Task to complete -> Records follow. Select each line holding "username".

Listed records ->
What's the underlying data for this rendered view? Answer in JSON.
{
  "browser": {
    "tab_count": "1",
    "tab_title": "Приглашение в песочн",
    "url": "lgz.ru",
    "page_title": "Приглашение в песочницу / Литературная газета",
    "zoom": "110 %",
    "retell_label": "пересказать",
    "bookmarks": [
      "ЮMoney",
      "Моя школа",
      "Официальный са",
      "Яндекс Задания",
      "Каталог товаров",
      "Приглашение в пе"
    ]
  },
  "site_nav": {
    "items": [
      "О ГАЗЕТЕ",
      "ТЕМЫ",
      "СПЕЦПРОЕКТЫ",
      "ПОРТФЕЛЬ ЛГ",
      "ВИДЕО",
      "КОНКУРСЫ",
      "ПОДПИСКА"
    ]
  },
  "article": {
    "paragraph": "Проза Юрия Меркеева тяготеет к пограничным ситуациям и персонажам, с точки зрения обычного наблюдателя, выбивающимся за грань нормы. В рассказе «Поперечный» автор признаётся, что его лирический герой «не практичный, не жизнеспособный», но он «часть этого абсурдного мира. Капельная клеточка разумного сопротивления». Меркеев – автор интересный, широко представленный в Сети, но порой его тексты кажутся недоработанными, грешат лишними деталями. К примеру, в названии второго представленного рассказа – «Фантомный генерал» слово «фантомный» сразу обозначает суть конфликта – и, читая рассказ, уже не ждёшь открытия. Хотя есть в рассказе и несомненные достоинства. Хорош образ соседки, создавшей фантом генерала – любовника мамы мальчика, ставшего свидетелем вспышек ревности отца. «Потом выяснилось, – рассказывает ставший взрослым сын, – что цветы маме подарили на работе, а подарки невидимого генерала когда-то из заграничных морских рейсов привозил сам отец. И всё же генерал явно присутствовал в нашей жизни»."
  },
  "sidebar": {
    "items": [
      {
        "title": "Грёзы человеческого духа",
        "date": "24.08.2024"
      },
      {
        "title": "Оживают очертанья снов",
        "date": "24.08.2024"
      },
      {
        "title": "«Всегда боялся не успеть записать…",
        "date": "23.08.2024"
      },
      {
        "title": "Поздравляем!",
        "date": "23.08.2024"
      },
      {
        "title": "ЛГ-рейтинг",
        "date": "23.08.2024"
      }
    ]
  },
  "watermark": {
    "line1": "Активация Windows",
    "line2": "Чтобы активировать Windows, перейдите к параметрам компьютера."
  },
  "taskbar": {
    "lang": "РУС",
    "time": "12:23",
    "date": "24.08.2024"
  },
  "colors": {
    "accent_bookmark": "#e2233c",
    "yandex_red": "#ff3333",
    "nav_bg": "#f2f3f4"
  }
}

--

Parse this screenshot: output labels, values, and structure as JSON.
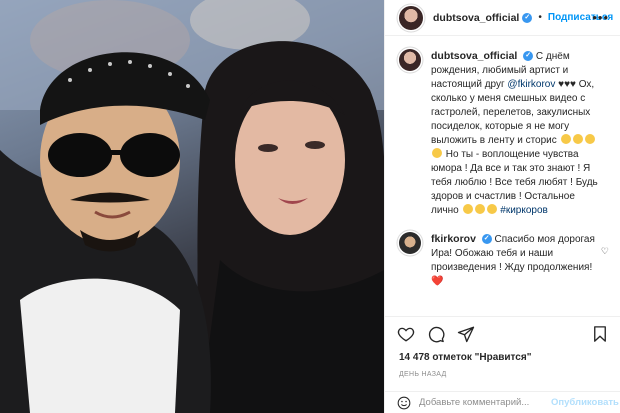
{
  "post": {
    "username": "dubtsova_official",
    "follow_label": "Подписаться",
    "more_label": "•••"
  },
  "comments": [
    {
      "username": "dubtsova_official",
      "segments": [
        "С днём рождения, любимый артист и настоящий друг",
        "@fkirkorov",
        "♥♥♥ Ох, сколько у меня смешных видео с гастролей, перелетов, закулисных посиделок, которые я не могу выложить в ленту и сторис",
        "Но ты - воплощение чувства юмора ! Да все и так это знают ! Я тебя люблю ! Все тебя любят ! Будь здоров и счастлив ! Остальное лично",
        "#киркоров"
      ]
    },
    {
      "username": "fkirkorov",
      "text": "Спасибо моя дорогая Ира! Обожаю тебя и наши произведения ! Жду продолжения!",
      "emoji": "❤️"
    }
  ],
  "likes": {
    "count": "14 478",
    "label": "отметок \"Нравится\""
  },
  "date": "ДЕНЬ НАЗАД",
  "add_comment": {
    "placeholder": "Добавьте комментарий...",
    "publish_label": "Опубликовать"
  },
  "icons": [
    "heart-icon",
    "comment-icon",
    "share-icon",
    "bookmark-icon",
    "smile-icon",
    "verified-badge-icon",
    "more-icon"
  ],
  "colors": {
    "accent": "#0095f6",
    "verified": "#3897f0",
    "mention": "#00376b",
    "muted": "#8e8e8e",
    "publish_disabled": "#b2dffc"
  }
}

Result for this exercise ->
    "username": "dubtsova_official",
      "username": "dubtsova_official",
      "username": "fkirkorov",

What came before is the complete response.